→ TASK GOAL:
Report every line of the data where the string "this" appears.

→ Items from an interface collection:

+++++

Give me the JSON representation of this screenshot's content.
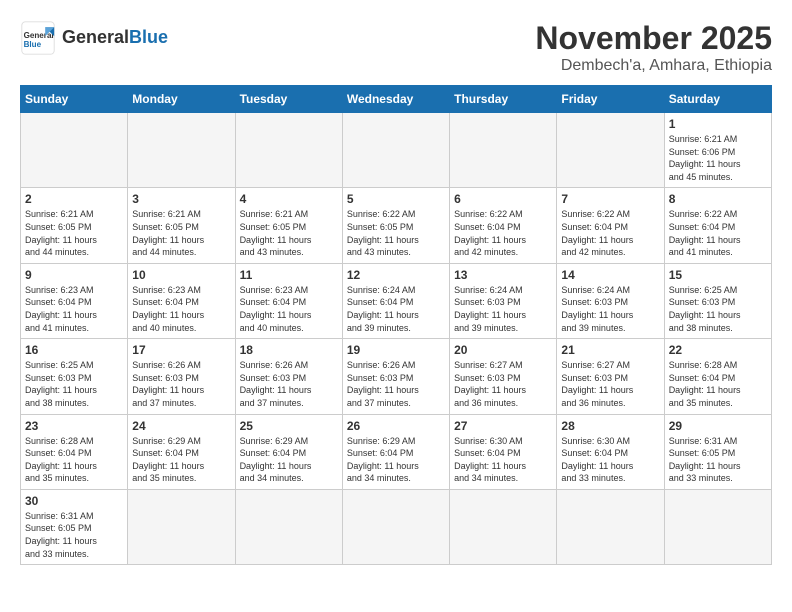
{
  "logo": {
    "text_general": "General",
    "text_blue": "Blue"
  },
  "title": "November 2025",
  "location": "Dembech'a, Amhara, Ethiopia",
  "days_of_week": [
    "Sunday",
    "Monday",
    "Tuesday",
    "Wednesday",
    "Thursday",
    "Friday",
    "Saturday"
  ],
  "weeks": [
    [
      {
        "day": "",
        "info": ""
      },
      {
        "day": "",
        "info": ""
      },
      {
        "day": "",
        "info": ""
      },
      {
        "day": "",
        "info": ""
      },
      {
        "day": "",
        "info": ""
      },
      {
        "day": "",
        "info": ""
      },
      {
        "day": "1",
        "info": "Sunrise: 6:21 AM\nSunset: 6:06 PM\nDaylight: 11 hours\nand 45 minutes."
      }
    ],
    [
      {
        "day": "2",
        "info": "Sunrise: 6:21 AM\nSunset: 6:05 PM\nDaylight: 11 hours\nand 44 minutes."
      },
      {
        "day": "3",
        "info": "Sunrise: 6:21 AM\nSunset: 6:05 PM\nDaylight: 11 hours\nand 44 minutes."
      },
      {
        "day": "4",
        "info": "Sunrise: 6:21 AM\nSunset: 6:05 PM\nDaylight: 11 hours\nand 43 minutes."
      },
      {
        "day": "5",
        "info": "Sunrise: 6:22 AM\nSunset: 6:05 PM\nDaylight: 11 hours\nand 43 minutes."
      },
      {
        "day": "6",
        "info": "Sunrise: 6:22 AM\nSunset: 6:04 PM\nDaylight: 11 hours\nand 42 minutes."
      },
      {
        "day": "7",
        "info": "Sunrise: 6:22 AM\nSunset: 6:04 PM\nDaylight: 11 hours\nand 42 minutes."
      },
      {
        "day": "8",
        "info": "Sunrise: 6:22 AM\nSunset: 6:04 PM\nDaylight: 11 hours\nand 41 minutes."
      }
    ],
    [
      {
        "day": "9",
        "info": "Sunrise: 6:23 AM\nSunset: 6:04 PM\nDaylight: 11 hours\nand 41 minutes."
      },
      {
        "day": "10",
        "info": "Sunrise: 6:23 AM\nSunset: 6:04 PM\nDaylight: 11 hours\nand 40 minutes."
      },
      {
        "day": "11",
        "info": "Sunrise: 6:23 AM\nSunset: 6:04 PM\nDaylight: 11 hours\nand 40 minutes."
      },
      {
        "day": "12",
        "info": "Sunrise: 6:24 AM\nSunset: 6:04 PM\nDaylight: 11 hours\nand 39 minutes."
      },
      {
        "day": "13",
        "info": "Sunrise: 6:24 AM\nSunset: 6:03 PM\nDaylight: 11 hours\nand 39 minutes."
      },
      {
        "day": "14",
        "info": "Sunrise: 6:24 AM\nSunset: 6:03 PM\nDaylight: 11 hours\nand 39 minutes."
      },
      {
        "day": "15",
        "info": "Sunrise: 6:25 AM\nSunset: 6:03 PM\nDaylight: 11 hours\nand 38 minutes."
      }
    ],
    [
      {
        "day": "16",
        "info": "Sunrise: 6:25 AM\nSunset: 6:03 PM\nDaylight: 11 hours\nand 38 minutes."
      },
      {
        "day": "17",
        "info": "Sunrise: 6:26 AM\nSunset: 6:03 PM\nDaylight: 11 hours\nand 37 minutes."
      },
      {
        "day": "18",
        "info": "Sunrise: 6:26 AM\nSunset: 6:03 PM\nDaylight: 11 hours\nand 37 minutes."
      },
      {
        "day": "19",
        "info": "Sunrise: 6:26 AM\nSunset: 6:03 PM\nDaylight: 11 hours\nand 37 minutes."
      },
      {
        "day": "20",
        "info": "Sunrise: 6:27 AM\nSunset: 6:03 PM\nDaylight: 11 hours\nand 36 minutes."
      },
      {
        "day": "21",
        "info": "Sunrise: 6:27 AM\nSunset: 6:03 PM\nDaylight: 11 hours\nand 36 minutes."
      },
      {
        "day": "22",
        "info": "Sunrise: 6:28 AM\nSunset: 6:04 PM\nDaylight: 11 hours\nand 35 minutes."
      }
    ],
    [
      {
        "day": "23",
        "info": "Sunrise: 6:28 AM\nSunset: 6:04 PM\nDaylight: 11 hours\nand 35 minutes."
      },
      {
        "day": "24",
        "info": "Sunrise: 6:29 AM\nSunset: 6:04 PM\nDaylight: 11 hours\nand 35 minutes."
      },
      {
        "day": "25",
        "info": "Sunrise: 6:29 AM\nSunset: 6:04 PM\nDaylight: 11 hours\nand 34 minutes."
      },
      {
        "day": "26",
        "info": "Sunrise: 6:29 AM\nSunset: 6:04 PM\nDaylight: 11 hours\nand 34 minutes."
      },
      {
        "day": "27",
        "info": "Sunrise: 6:30 AM\nSunset: 6:04 PM\nDaylight: 11 hours\nand 34 minutes."
      },
      {
        "day": "28",
        "info": "Sunrise: 6:30 AM\nSunset: 6:04 PM\nDaylight: 11 hours\nand 33 minutes."
      },
      {
        "day": "29",
        "info": "Sunrise: 6:31 AM\nSunset: 6:05 PM\nDaylight: 11 hours\nand 33 minutes."
      }
    ],
    [
      {
        "day": "30",
        "info": "Sunrise: 6:31 AM\nSunset: 6:05 PM\nDaylight: 11 hours\nand 33 minutes."
      },
      {
        "day": "",
        "info": ""
      },
      {
        "day": "",
        "info": ""
      },
      {
        "day": "",
        "info": ""
      },
      {
        "day": "",
        "info": ""
      },
      {
        "day": "",
        "info": ""
      },
      {
        "day": "",
        "info": ""
      }
    ]
  ]
}
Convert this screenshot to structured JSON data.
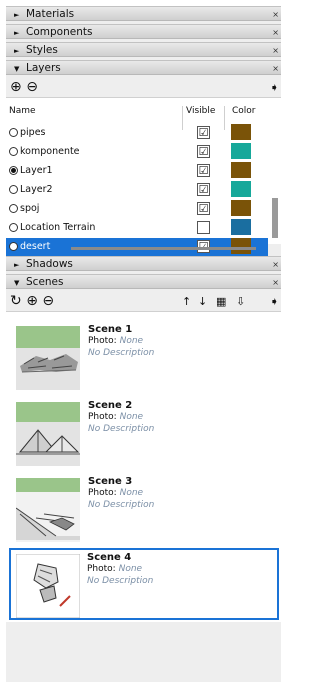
{
  "panels": {
    "materials": {
      "label": "Materials",
      "arrow": "►",
      "close": "×"
    },
    "components": {
      "label": "Components",
      "arrow": "►",
      "close": "×"
    },
    "styles": {
      "label": "Styles",
      "arrow": "►",
      "close": "×"
    },
    "layers": {
      "label": "Layers",
      "arrow": "▼",
      "close": "×"
    },
    "shadows": {
      "label": "Shadows",
      "arrow": "►",
      "close": "×"
    },
    "scenes": {
      "label": "Scenes",
      "arrow": "▼",
      "close": "×"
    }
  },
  "layers": {
    "columns": {
      "name": "Name",
      "visible": "Visible",
      "color": "Color"
    },
    "rows": [
      {
        "name": "pipes",
        "active": false,
        "visible": true,
        "color": "#7a5308",
        "selected": false
      },
      {
        "name": "komponente",
        "active": false,
        "visible": true,
        "color": "#16a89a",
        "selected": false
      },
      {
        "name": "Layer1",
        "active": true,
        "visible": true,
        "color": "#7a5308",
        "selected": false
      },
      {
        "name": "Layer2",
        "active": false,
        "visible": true,
        "color": "#16a89a",
        "selected": false
      },
      {
        "name": "spoj",
        "active": false,
        "visible": true,
        "color": "#7a5308",
        "selected": false
      },
      {
        "name": "Location Terrain",
        "active": false,
        "visible": false,
        "color": "#1a6ea0",
        "selected": false
      },
      {
        "name": "desert",
        "active": false,
        "visible": true,
        "color": "#7a5308",
        "selected": true
      }
    ]
  },
  "icons": {
    "add": "⊕",
    "remove": "⊖",
    "details": "➧",
    "refresh": "↻",
    "move_up": "↑",
    "move_down": "↓",
    "view_options": "▦",
    "update": "⇩",
    "check": "☑"
  },
  "scenes": {
    "photo_label": "Photo:",
    "items": [
      {
        "title": "Scene 1",
        "photo": "None",
        "desc": "No Description",
        "selected": false
      },
      {
        "title": "Scene 2",
        "photo": "None",
        "desc": "No Description",
        "selected": false
      },
      {
        "title": "Scene 3",
        "photo": "None",
        "desc": "No Description",
        "selected": false
      },
      {
        "title": "Scene 4",
        "photo": "None",
        "desc": "No Description",
        "selected": true
      }
    ]
  },
  "colors": {
    "selection": "#1a73d6"
  }
}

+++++

→ WRITTEN RESPONSE:
Give me the JSON representation of this screenshot's content.
Convert this screenshot to structured JSON data.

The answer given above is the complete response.